[Source records]
------------------------------------------------------------

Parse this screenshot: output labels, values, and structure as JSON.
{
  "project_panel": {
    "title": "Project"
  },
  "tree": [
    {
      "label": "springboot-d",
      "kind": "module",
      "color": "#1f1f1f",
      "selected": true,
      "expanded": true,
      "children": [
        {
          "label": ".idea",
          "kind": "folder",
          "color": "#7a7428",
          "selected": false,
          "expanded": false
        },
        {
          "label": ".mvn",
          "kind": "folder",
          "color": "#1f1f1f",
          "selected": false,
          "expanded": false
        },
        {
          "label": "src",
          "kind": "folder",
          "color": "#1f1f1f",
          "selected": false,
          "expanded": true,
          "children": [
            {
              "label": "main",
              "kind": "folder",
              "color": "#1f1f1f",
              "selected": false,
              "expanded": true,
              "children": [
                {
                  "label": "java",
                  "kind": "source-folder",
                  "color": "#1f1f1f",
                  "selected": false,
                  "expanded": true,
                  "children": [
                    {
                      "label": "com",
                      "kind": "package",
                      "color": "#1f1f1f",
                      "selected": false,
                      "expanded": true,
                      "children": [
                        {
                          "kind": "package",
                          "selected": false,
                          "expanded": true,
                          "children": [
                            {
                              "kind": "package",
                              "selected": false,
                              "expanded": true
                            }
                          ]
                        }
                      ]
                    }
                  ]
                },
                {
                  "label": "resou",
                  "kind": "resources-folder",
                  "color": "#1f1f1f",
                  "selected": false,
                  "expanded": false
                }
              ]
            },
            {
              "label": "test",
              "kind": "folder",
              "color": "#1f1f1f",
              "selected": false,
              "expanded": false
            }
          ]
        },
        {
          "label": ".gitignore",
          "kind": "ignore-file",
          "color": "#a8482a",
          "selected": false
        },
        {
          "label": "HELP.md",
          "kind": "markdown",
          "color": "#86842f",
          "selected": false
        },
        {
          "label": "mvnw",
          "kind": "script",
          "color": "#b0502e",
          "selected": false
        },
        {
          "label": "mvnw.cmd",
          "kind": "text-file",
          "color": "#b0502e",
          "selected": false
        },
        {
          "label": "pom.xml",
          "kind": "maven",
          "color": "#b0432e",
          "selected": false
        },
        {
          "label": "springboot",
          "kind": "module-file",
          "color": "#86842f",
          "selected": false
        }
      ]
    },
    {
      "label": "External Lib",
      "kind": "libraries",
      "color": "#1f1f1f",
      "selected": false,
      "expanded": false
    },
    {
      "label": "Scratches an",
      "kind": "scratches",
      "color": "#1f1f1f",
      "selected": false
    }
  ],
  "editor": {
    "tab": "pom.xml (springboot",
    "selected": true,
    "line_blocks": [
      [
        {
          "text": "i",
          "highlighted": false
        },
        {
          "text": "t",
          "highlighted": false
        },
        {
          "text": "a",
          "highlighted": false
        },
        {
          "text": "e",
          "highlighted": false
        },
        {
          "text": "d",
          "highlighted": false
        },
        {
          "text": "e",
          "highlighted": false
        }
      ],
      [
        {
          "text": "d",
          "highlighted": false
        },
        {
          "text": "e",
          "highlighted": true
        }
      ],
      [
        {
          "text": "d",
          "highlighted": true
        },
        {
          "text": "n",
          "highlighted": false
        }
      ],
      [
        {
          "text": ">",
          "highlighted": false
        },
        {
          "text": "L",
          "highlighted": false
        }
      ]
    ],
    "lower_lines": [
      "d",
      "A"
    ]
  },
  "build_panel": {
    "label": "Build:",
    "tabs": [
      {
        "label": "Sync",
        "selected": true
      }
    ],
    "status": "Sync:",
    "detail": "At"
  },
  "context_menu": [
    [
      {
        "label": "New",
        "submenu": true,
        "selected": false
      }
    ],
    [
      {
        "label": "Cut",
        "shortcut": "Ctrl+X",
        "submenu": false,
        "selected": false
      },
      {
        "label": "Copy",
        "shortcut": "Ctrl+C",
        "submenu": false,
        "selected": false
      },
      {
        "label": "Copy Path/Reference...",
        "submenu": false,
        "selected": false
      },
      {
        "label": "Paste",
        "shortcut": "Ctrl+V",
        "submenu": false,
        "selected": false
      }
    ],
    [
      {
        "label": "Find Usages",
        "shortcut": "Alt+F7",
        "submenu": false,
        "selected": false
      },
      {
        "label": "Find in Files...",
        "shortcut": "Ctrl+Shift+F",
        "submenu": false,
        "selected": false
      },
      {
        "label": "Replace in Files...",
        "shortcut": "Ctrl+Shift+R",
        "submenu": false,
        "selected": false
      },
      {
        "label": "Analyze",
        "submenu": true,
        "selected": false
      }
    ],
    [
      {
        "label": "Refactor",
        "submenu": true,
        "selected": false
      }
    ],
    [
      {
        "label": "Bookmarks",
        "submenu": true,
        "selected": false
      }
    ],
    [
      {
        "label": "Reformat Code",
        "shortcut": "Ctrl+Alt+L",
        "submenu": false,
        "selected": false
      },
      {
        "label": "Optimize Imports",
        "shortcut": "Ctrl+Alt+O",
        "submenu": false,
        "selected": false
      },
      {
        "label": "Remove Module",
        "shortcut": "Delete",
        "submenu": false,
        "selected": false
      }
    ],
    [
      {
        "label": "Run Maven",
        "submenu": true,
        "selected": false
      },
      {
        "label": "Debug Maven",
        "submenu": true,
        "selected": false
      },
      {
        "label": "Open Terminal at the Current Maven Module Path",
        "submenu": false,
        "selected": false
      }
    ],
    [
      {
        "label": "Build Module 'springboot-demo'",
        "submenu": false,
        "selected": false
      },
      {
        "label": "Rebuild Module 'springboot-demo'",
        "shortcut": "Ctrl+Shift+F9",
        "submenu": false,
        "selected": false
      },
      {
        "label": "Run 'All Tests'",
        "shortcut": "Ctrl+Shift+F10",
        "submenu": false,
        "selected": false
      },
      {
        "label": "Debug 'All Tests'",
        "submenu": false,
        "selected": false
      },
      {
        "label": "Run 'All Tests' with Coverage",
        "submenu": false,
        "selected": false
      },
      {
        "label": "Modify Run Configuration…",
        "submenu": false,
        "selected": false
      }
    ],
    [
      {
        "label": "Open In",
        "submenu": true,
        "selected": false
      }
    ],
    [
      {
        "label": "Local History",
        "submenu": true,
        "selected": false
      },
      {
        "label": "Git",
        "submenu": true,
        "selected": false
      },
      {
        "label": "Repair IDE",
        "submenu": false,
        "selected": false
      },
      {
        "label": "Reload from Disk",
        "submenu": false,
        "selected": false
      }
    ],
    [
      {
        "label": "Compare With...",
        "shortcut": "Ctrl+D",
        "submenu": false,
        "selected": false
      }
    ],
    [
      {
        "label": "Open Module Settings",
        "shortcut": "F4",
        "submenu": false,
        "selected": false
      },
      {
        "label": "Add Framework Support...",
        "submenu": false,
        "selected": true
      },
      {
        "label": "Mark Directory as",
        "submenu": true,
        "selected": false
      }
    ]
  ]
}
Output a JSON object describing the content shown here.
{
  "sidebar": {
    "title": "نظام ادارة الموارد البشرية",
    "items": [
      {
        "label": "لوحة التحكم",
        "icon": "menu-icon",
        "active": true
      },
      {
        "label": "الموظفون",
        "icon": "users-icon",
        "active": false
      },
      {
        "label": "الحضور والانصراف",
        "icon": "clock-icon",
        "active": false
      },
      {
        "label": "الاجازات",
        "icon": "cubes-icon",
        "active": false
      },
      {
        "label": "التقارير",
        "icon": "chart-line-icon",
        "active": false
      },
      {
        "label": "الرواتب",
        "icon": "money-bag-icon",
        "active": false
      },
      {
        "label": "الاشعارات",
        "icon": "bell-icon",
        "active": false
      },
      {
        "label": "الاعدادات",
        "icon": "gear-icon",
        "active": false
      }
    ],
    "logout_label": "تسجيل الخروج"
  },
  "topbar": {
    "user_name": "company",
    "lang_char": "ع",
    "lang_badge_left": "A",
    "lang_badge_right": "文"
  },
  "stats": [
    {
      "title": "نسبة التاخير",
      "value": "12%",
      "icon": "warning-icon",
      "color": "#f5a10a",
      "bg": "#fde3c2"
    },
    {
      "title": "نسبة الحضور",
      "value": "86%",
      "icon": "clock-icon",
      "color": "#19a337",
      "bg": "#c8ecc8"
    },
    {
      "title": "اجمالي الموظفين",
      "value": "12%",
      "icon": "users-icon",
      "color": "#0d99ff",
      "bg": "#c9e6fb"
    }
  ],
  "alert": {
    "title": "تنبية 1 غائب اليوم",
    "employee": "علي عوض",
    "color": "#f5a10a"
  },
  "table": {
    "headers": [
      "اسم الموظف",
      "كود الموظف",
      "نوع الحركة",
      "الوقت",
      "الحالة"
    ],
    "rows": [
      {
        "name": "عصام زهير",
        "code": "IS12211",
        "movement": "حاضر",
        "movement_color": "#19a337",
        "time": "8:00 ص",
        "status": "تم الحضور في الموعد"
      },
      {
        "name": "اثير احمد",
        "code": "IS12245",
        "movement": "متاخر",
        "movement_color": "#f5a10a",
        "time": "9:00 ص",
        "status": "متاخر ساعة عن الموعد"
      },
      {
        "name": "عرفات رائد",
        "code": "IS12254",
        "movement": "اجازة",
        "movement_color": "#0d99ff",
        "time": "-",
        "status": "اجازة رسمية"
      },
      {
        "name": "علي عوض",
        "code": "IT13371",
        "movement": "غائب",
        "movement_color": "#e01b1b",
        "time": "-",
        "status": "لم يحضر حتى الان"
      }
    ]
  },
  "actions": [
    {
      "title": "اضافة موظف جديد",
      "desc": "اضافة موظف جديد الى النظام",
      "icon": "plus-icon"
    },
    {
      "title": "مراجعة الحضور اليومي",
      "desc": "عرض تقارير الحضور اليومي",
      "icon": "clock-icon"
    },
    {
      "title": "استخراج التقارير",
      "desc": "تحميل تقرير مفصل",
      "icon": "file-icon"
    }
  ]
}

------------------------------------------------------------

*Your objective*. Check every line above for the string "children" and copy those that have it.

*Reply to the task*.
      "children": [
          "children": [
              "children": [
                  "children": [
                      "children": [
                          "children": [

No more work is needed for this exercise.